This week, J.C. Newman Cigar Co. is shipping the first release of the year of its famous Yagua cigars. A total of 1,250 boxes of Yagua are being shipped to 396 premium cigar retailers in 46 states. The second and final release of Yagua in 2023 will ship in November.
“It continues to shock me that Yagua has developed a cult-like following,” said fourth-generation owner Drew Newman. “I didn’t make Yagua to sell. In fact, I didn’t think that cigar enthusiasts would like Yagua because it breaks all of the cigar-making rules. Yagua is misshapen and unattractive. We roll it with under fermented tobacco, and no two Yagua are alike.”
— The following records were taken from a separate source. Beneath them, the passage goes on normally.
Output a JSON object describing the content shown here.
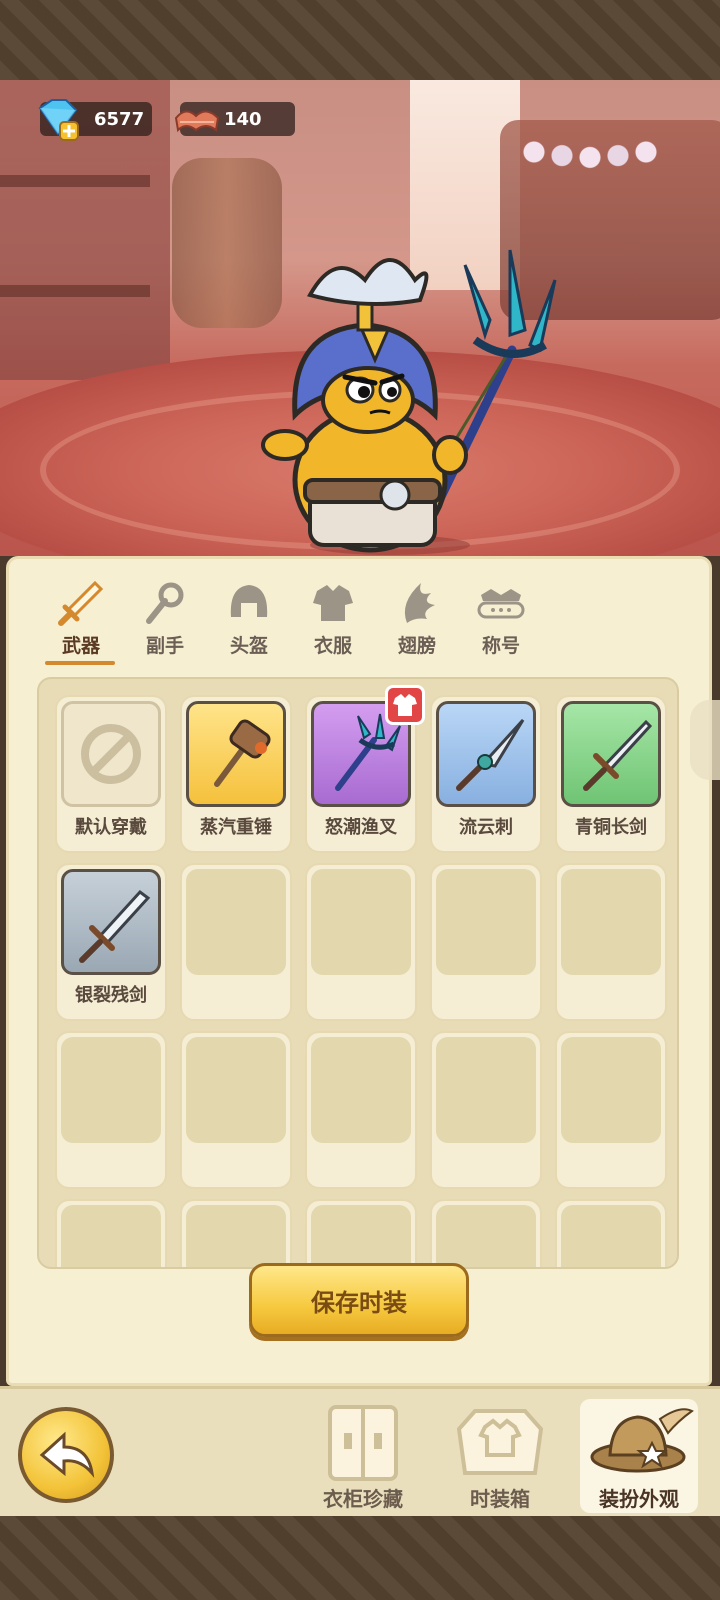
{
  "currency": {
    "gems": {
      "icon": "diamond-plus-icon",
      "value": "6577"
    },
    "fabric": {
      "icon": "cloth-roll-icon",
      "value": "140"
    }
  },
  "tabs": [
    {
      "label": "武器",
      "icon": "sword-icon",
      "active": true
    },
    {
      "label": "副手",
      "icon": "offhand-staff-icon",
      "active": false
    },
    {
      "label": "头盔",
      "icon": "helmet-icon",
      "active": false
    },
    {
      "label": "衣服",
      "icon": "armor-icon",
      "active": false
    },
    {
      "label": "翅膀",
      "icon": "wing-icon",
      "active": false
    },
    {
      "label": "称号",
      "icon": "title-crown-icon",
      "active": false
    }
  ],
  "items": [
    {
      "name": "默认穿戴",
      "icon": "none-icon",
      "rarity": "default",
      "color": "#e8dfc3"
    },
    {
      "name": "蒸汽重锤",
      "icon": "hammer-icon",
      "rarity": "gold",
      "color": "#f5c84a"
    },
    {
      "name": "怒潮渔叉",
      "icon": "trident-icon",
      "rarity": "purple",
      "color": "#b77ad9",
      "badge": "new-outfit-badge"
    },
    {
      "name": "流云刺",
      "icon": "spear-icon",
      "rarity": "blue",
      "color": "#8fb6e6"
    },
    {
      "name": "青铜长剑",
      "icon": "longsword-icon",
      "rarity": "green",
      "color": "#87d38b"
    },
    {
      "name": "银裂残剑",
      "icon": "broken-sword-icon",
      "rarity": "gray",
      "color": "#aab7c2"
    }
  ],
  "save_button": {
    "label": "保存时装"
  },
  "bottom_nav": [
    {
      "label": "衣柜珍藏",
      "icon": "wardrobe-icon",
      "active": false
    },
    {
      "label": "时装箱",
      "icon": "fashion-box-icon",
      "active": false
    },
    {
      "label": "装扮外观",
      "icon": "hat-icon",
      "active": true
    }
  ],
  "back_button": {
    "icon": "back-arrow-icon"
  }
}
Yagua is a recreation of a farm-rolled cigar that Lazaro Lopez, general manager of the J.C. Newman PENSA cigar factory in Nicaragua, remembers his grandfather making at his family’s tobacco farm in Cuba in the 1940s. Over dinner in 2019, Lopez shared this story with Newman:
“At our family farm, my grandfather would take fresh tobacco leaves from the curing barns and roll cigars without any molds or presses,” said Lopez. “In an attempt to give his cigars a traditional shape, he would tie a handful of them together using pieces of the Cuban royal palm tree, known as the yagua. When he was ready to enjoy his personal cigars, he untied the bundle. He loved how every cigar had its own unique shape. I still remember the rich aroma and taste of my grandfather’s cigars.”
Shortly after being rolled, twenty Yagua cigars are bound together while still wet using a Yagua palmiche palm leaf. Each box of Yagua contains a bundle of twenty cigars still wrapped in the palm leaf. Yagua cigars measure 6 x 54.
“Yagua is a difficult cigar to roll because we use an under fermented Connecticut Broadleaf wrapper, blend the filler tobaccos differently, and do not use the usual tools and techniques of a cigar factory,” said Newman. “As the wrapper is not fully fermented, we have age the cigars for a full year after they are rolled.”